He also described the significance of the 1980s:
Something switched from the seventies. One of the biggest impacts upon me was music. It was the songs. It was the New Romantics that were coming out. It was Culture Club. It was Spandau Ballet. It was Duran Duran. All my teens went through the eighties. In your teens you kind of soak up everything external. I think I felt I was at the right time because I soaked up everything that had to do with the eighties, Phil Collins, every aspect of it. I could sometimes define the year by the song hits, it got to that stage. The years merged together but the songs kept them apart, when this song came out, when that happened. I link to certain songs, events that have happened. The eighties were a great changer, not just musically, politically. There was Reagan and Thatcher, the duo. There was the Berlin Wall coming down. There was the Cold War at its height.
Also, I remember at the local level, the daytime parties for Asians. That was a phenomenon in itself. That was like, a night club in the day, and Asians go? And I went, everyone was going. This was when I was in college. It was around the mid-eighties, not early eighties, latter of half of the eighties.
Economically, musically, creatively, movies. You got your Jean Claude van Dammes, Stallone, Arnold Schwarzenegger, ‘Commando’, ‘Rambo’. It was a calypso of creative outpourings, and the eighties was full of it. People were just experimenting. Eighties has got a lot to do with my life. In fact, I class that decade as the most formative of my life.

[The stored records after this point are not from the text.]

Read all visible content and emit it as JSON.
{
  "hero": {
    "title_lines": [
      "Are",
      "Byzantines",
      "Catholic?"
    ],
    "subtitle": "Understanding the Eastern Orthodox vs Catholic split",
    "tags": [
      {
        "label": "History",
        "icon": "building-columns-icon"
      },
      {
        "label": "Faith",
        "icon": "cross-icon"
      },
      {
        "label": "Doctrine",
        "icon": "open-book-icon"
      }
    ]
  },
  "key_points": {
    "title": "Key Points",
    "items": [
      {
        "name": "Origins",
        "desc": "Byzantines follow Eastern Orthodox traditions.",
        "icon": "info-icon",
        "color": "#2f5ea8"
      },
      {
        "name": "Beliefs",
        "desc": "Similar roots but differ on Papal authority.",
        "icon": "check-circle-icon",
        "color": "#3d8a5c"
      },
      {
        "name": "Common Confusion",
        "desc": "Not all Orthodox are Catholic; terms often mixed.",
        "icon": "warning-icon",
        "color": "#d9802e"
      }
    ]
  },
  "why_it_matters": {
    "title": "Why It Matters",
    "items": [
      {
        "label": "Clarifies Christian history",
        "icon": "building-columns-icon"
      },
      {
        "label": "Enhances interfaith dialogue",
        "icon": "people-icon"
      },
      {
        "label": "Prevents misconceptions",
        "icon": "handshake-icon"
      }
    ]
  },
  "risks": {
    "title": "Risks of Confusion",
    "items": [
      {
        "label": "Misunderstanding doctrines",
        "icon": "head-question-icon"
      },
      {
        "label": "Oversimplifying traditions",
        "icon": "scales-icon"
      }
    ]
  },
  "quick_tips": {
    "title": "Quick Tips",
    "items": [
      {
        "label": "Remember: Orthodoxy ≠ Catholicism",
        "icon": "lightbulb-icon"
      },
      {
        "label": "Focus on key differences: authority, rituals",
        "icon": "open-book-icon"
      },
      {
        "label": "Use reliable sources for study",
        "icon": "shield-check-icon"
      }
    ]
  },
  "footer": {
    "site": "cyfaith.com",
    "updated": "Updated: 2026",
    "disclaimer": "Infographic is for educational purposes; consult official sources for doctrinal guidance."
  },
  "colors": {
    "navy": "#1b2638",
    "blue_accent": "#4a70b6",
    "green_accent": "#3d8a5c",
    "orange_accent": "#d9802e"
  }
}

As this story illustrates, the 1980s was profound in the way it brought different people together and simultaneously introduced the world to them.